Assessing investment using an environmental, social and governance (ESG) lens gives you a much “fuller” image, according to former US vice-president Al Gore.
Using light as his analogy, Gore explained how mainstream investors focus value: a narrow part of the spectrum. According to Bloomberg, he told 200 delegates at the fourth annual US-India Energy Partnership Summit in Washington that mainstream accounting was therefore equivalent to visible light – which makes up just 2% of the complete electromagnetic spectrum but is all that our eyes can see.
Gore, who is famous among environmental circles for his 2006 documentary film An Inconvenient Truth, explained how his firm Generation Investment Management operated using ESG criteria as an attempt to widen the percentage of light visible within the spectrum. He calls the approach ‘sustainable capitalism’.

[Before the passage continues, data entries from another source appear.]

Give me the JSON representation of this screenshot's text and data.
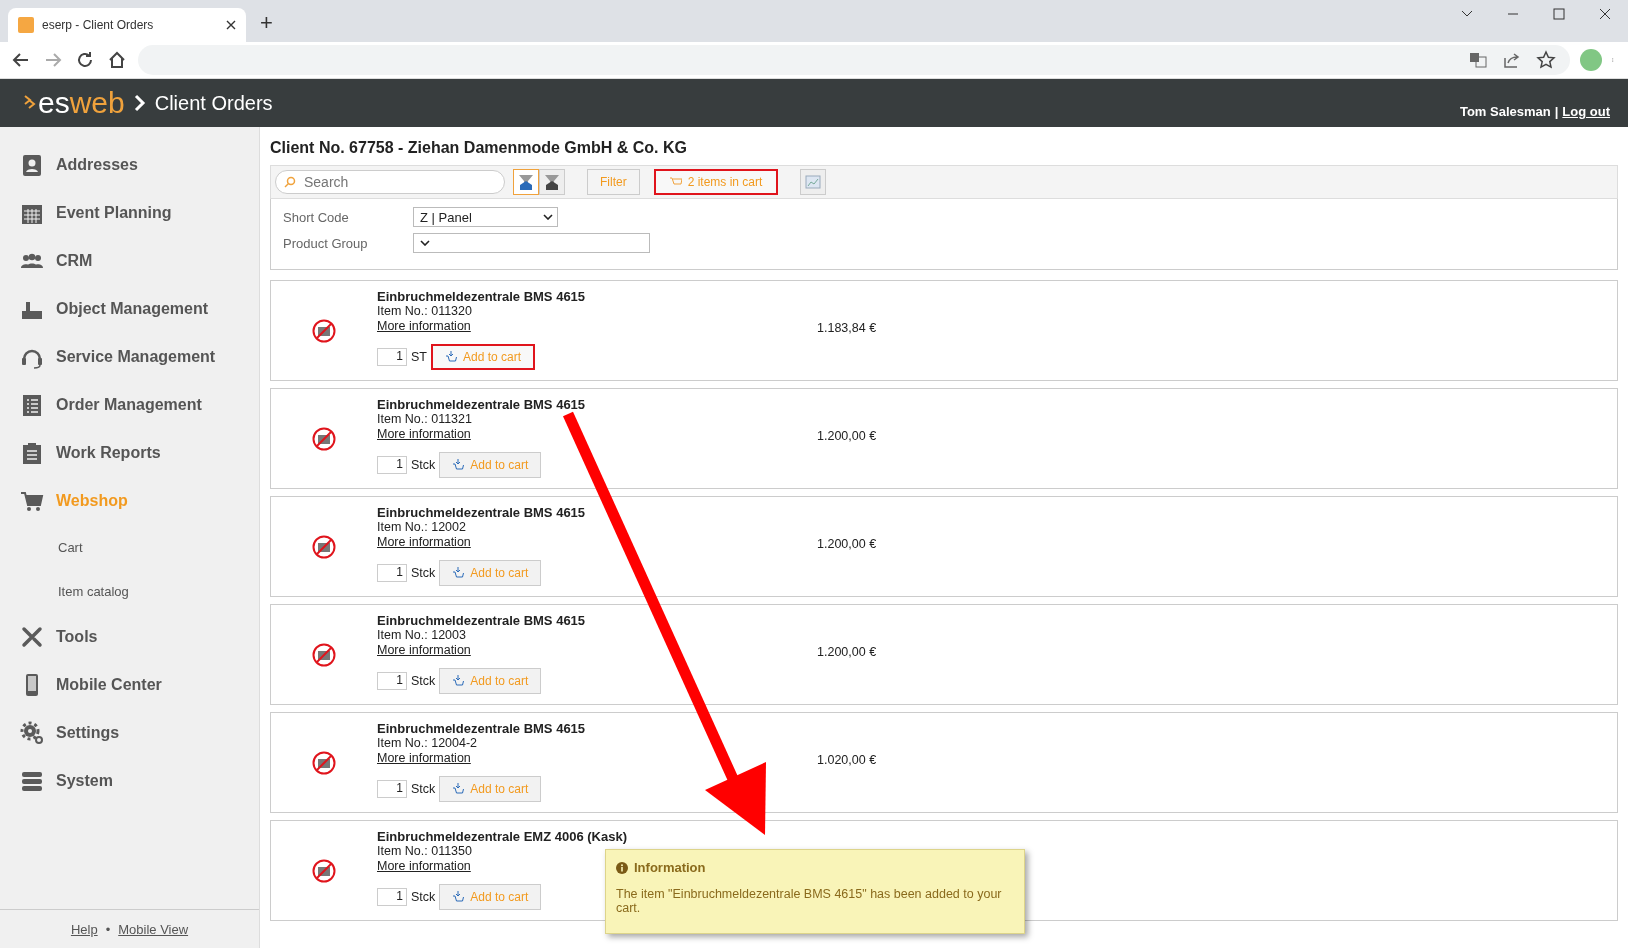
{
  "browser": {
    "tab_title": "eserp - Client Orders",
    "new_tab": "+"
  },
  "header": {
    "logo_left": "es",
    "logo_right": "web",
    "title": "Client Orders",
    "user": "Tom Salesman",
    "separator": "|",
    "logout": "Log out"
  },
  "sidebar": {
    "items": [
      {
        "label": "Addresses",
        "selected": false
      },
      {
        "label": "Event Planning",
        "selected": false
      },
      {
        "label": "CRM",
        "selected": false
      },
      {
        "label": "Object Management",
        "selected": false
      },
      {
        "label": "Service Management",
        "selected": false
      },
      {
        "label": "Order Management",
        "selected": false
      },
      {
        "label": "Work Reports",
        "selected": false
      },
      {
        "label": "Webshop",
        "selected": true,
        "children": [
          {
            "label": "Cart",
            "selected": false
          },
          {
            "label": "Item catalog",
            "selected": false
          }
        ]
      },
      {
        "label": "Tools",
        "selected": false
      },
      {
        "label": "Mobile Center",
        "selected": false
      },
      {
        "label": "Settings",
        "selected": false
      },
      {
        "label": "System",
        "selected": false
      }
    ],
    "footer": {
      "help": "Help",
      "dot": "•",
      "mobile_view": "Mobile View"
    }
  },
  "client_title": "Client No. 67758 - Ziehan Damenmode GmbH & Co. KG",
  "toolbar": {
    "search_placeholder": "Search",
    "filter": "Filter",
    "cart": "2 items in cart",
    "cart_highlighted": true
  },
  "filters": [
    {
      "label": "Short Code",
      "value": "Z | Panel"
    },
    {
      "label": "Product Group"
    }
  ],
  "products": [
    {
      "name": "Einbruchmeldezentrale BMS 4615",
      "item_no": "Item No.: 011320",
      "more": "More information",
      "qty": "1",
      "unit": "ST",
      "button": "Add to cart",
      "price": "1.183,84 €",
      "highlighted": true
    },
    {
      "name": "Einbruchmeldezentrale BMS 4615",
      "item_no": "Item No.: 011321",
      "more": "More information",
      "qty": "1",
      "unit": "Stck",
      "button": "Add to cart",
      "price": "1.200,00 €",
      "highlighted": false
    },
    {
      "name": "Einbruchmeldezentrale BMS 4615",
      "item_no": "Item No.: 12002",
      "more": "More information",
      "qty": "1",
      "unit": "Stck",
      "button": "Add to cart",
      "price": "1.200,00 €",
      "highlighted": false
    },
    {
      "name": "Einbruchmeldezentrale BMS 4615",
      "item_no": "Item No.: 12003",
      "more": "More information",
      "qty": "1",
      "unit": "Stck",
      "button": "Add to cart",
      "price": "1.200,00 €",
      "highlighted": false
    },
    {
      "name": "Einbruchmeldezentrale BMS 4615",
      "item_no": "Item No.: 12004-2",
      "more": "More information",
      "qty": "1",
      "unit": "Stck",
      "button": "Add to cart",
      "price": "1.020,00 €",
      "highlighted": false
    },
    {
      "name": "Einbruchmeldezentrale EMZ 4006 (Kask)",
      "item_no": "Item No.: 011350",
      "more": "More information",
      "qty": "1",
      "unit": "Stck",
      "button": "Add to cart",
      "highlighted": false
    }
  ],
  "notification": {
    "title": "Information",
    "message": "The item \"Einbruchmeldezentrale BMS 4615\" has been added to your cart."
  }
}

“If you take the rest of the sustainability factors into account, you can get a fuller and more realistic image, and that’s what we try to do”, said Gore during his talk.

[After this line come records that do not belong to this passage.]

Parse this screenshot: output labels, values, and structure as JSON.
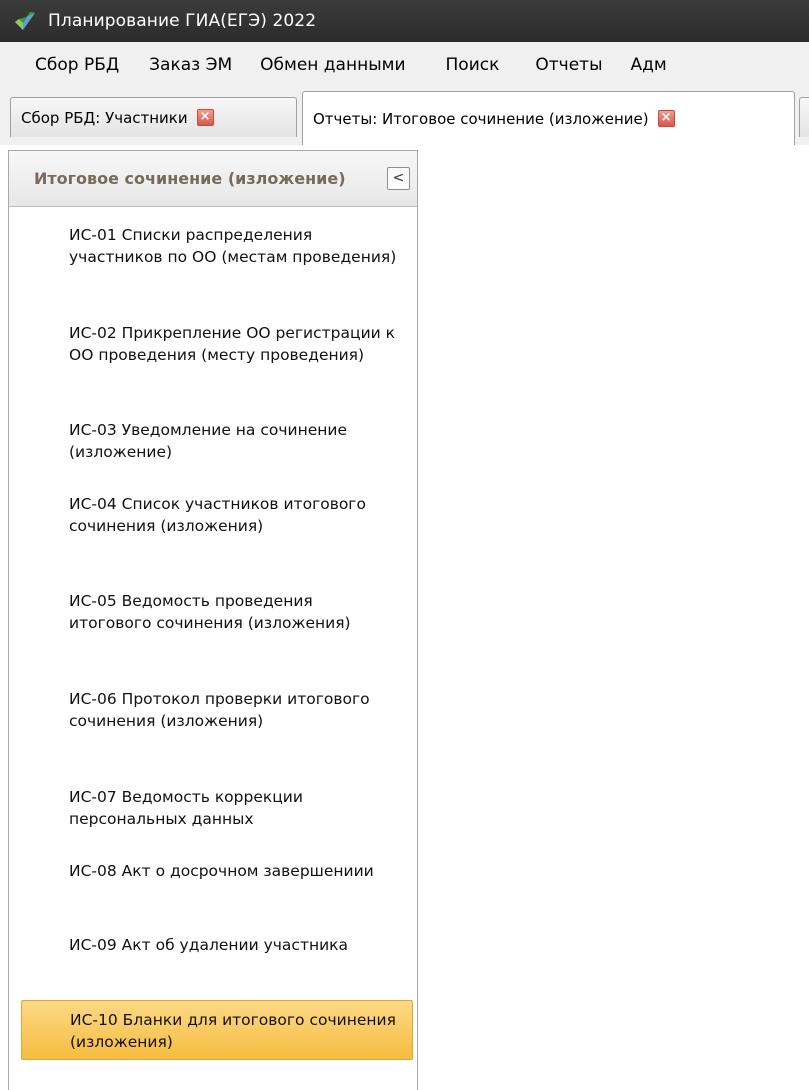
{
  "window": {
    "title": "Планирование ГИА(ЕГЭ) 2022",
    "icon": "app-logo-icon"
  },
  "menu": {
    "items": [
      "Сбор РБД",
      "Заказ ЭМ",
      "Обмен данными",
      "Поиск",
      "Отчеты",
      "Адм"
    ]
  },
  "tabs": [
    {
      "label": "Сбор РБД: Участники",
      "active": false
    },
    {
      "label": "Отчеты: Итоговое сочинение (изложение)",
      "active": true
    },
    {
      "label": "",
      "active": false
    }
  ],
  "panel": {
    "title": "Итоговое сочинение (изложение)",
    "collapse_label": "<",
    "items": [
      {
        "label": "ИС-01 Списки распределения участников по ОО (местам проведения)",
        "selected": false
      },
      {
        "label": "ИС-02 Прикрепление ОО регистрации к ОО проведения (месту проведения)",
        "selected": false
      },
      {
        "label": "ИС-03 Уведомление на сочинение (изложение)",
        "selected": false
      },
      {
        "label": "ИС-04 Список участников итогового сочинения (изложения)",
        "selected": false
      },
      {
        "label": "ИС-05 Ведомость проведения итогового сочинения (изложения)",
        "selected": false
      },
      {
        "label": "ИС-06 Протокол проверки итогового сочинения (изложения)",
        "selected": false
      },
      {
        "label": "ИС-07 Ведомость коррекции персональных данных",
        "selected": false
      },
      {
        "label": "ИС-08 Акт о досрочном завершениии",
        "selected": false
      },
      {
        "label": "ИС-09 Акт об удалении участника",
        "selected": false
      },
      {
        "label": "ИС-10 Бланки для итогового сочинения (изложения)",
        "selected": true
      }
    ]
  },
  "colors": {
    "titlebar": "#2f2f2f",
    "selected_item": "#f6bc40",
    "panel_title": "#7a6a5a",
    "tab_close": "#d9574a"
  }
}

He added that when the firm started out, it invested in BP. But after BP’s 2005 Texas refinery fire and its 2006 oil pipeline spill in Alaska, Generation “looked at the safety culture and found that it had not been pushed into the American acquisitions. So we got out of BP – before the Deepwater Horizon.”

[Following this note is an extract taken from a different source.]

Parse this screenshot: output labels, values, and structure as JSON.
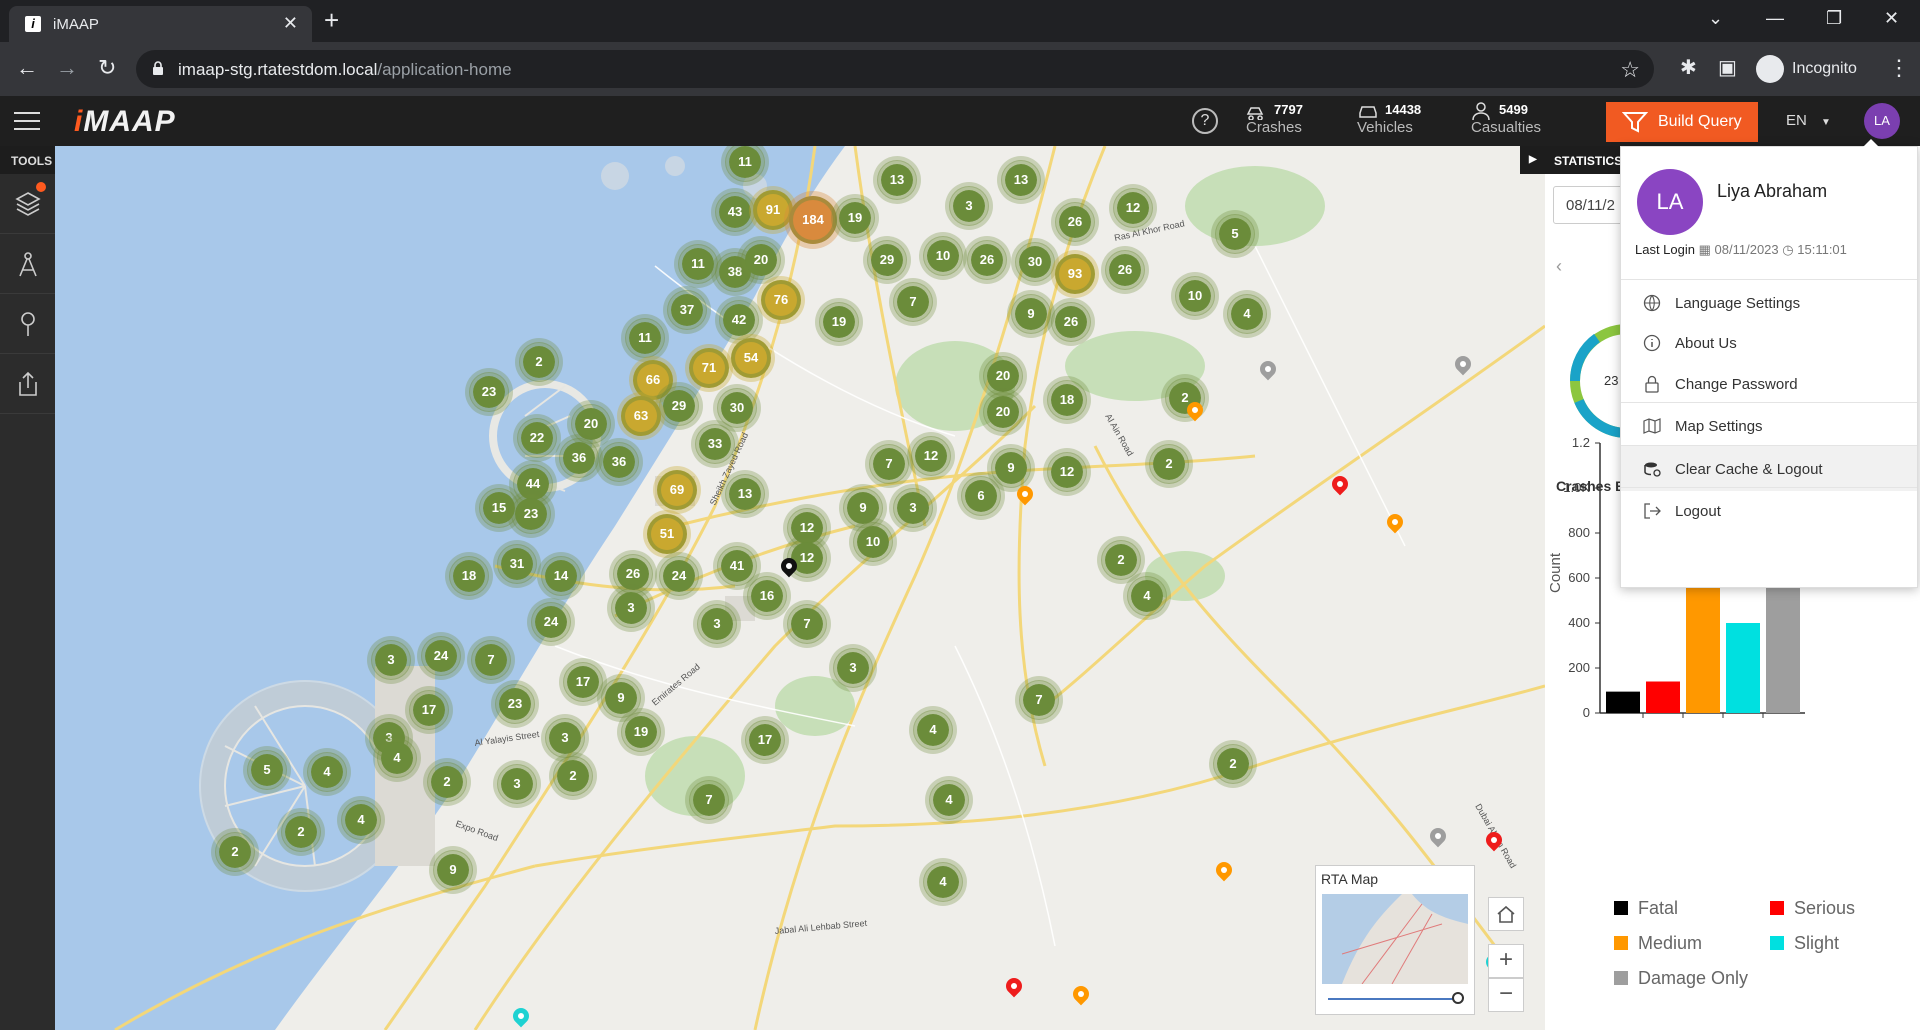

In a speech in March, which he referred to as his “most important talk” ever, Gore expressed the pros and cons of capitalism, outlining how its side-effects could be mitigated by factoring in sustainability.
The former US vice-president has previously criticised chancellor of the exchequer George Osborne, calling him “seriously misinformed” about sustainable business.